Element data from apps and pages

★ ★ ★ ★

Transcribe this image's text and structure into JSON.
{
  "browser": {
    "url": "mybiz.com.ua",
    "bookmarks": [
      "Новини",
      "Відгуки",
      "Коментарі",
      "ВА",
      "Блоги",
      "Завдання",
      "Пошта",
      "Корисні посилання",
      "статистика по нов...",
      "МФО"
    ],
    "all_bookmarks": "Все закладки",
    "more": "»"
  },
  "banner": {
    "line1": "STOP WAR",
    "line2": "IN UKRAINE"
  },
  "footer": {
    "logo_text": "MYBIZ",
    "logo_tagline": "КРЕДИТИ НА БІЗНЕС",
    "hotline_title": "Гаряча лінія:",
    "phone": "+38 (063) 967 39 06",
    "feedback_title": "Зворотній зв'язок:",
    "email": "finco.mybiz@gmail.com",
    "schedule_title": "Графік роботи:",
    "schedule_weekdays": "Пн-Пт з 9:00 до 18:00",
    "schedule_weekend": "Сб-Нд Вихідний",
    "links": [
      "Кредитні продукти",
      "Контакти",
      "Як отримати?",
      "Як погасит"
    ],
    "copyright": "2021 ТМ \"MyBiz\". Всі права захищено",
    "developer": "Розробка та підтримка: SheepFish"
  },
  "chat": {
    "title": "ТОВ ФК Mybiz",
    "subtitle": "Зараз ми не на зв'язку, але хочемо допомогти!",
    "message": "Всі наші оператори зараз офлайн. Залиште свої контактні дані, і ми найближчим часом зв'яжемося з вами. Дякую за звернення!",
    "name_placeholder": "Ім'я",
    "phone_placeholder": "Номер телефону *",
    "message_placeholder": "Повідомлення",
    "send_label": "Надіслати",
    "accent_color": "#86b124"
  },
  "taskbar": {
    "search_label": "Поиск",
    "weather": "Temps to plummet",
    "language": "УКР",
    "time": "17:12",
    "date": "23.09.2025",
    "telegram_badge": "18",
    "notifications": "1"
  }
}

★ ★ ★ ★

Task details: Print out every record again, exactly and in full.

Response for this exercise:
Transcribe this image's text and structure into JSON.
{
  "browser": {
    "url": "mybiz.com.ua",
    "bookmarks": [
      "Новини",
      "Відгуки",
      "Коментарі",
      "ВА",
      "Блоги",
      "Завдання",
      "Пошта",
      "Корисні посилання",
      "статистика по нов...",
      "МФО"
    ],
    "all_bookmarks": "Все закладки",
    "more": "»"
  },
  "banner": {
    "line1": "STOP WAR",
    "line2": "IN UKRAINE"
  },
  "footer": {
    "logo_text": "MYBIZ",
    "logo_tagline": "КРЕДИТИ НА БІЗНЕС",
    "hotline_title": "Гаряча лінія:",
    "phone": "+38 (063) 967 39 06",
    "feedback_title": "Зворотній зв'язок:",
    "email": "finco.mybiz@gmail.com",
    "schedule_title": "Графік роботи:",
    "schedule_weekdays": "Пн-Пт з 9:00 до 18:00",
    "schedule_weekend": "Сб-Нд Вихідний",
    "links": [
      "Кредитні продукти",
      "Контакти",
      "Як отримати?",
      "Як погасит"
    ],
    "copyright": "2021 ТМ \"MyBiz\". Всі права захищено",
    "developer": "Розробка та підтримка: SheepFish"
  },
  "chat": {
    "title": "ТОВ ФК Mybiz",
    "subtitle": "Зараз ми не на зв'язку, але хочемо допомогти!",
    "message": "Всі наші оператори зараз офлайн. Залиште свої контактні дані, і ми найближчим часом зв'яжемося з вами. Дякую за звернення!",
    "name_placeholder": "Ім'я",
    "phone_placeholder": "Номер телефону *",
    "message_placeholder": "Повідомлення",
    "send_label": "Надіслати",
    "accent_color": "#86b124"
  },
  "taskbar": {
    "search_label": "Поиск",
    "weather": "Temps to plummet",
    "language": "УКР",
    "time": "17:12",
    "date": "23.09.2025",
    "telegram_badge": "18",
    "notifications": "1"
  }
}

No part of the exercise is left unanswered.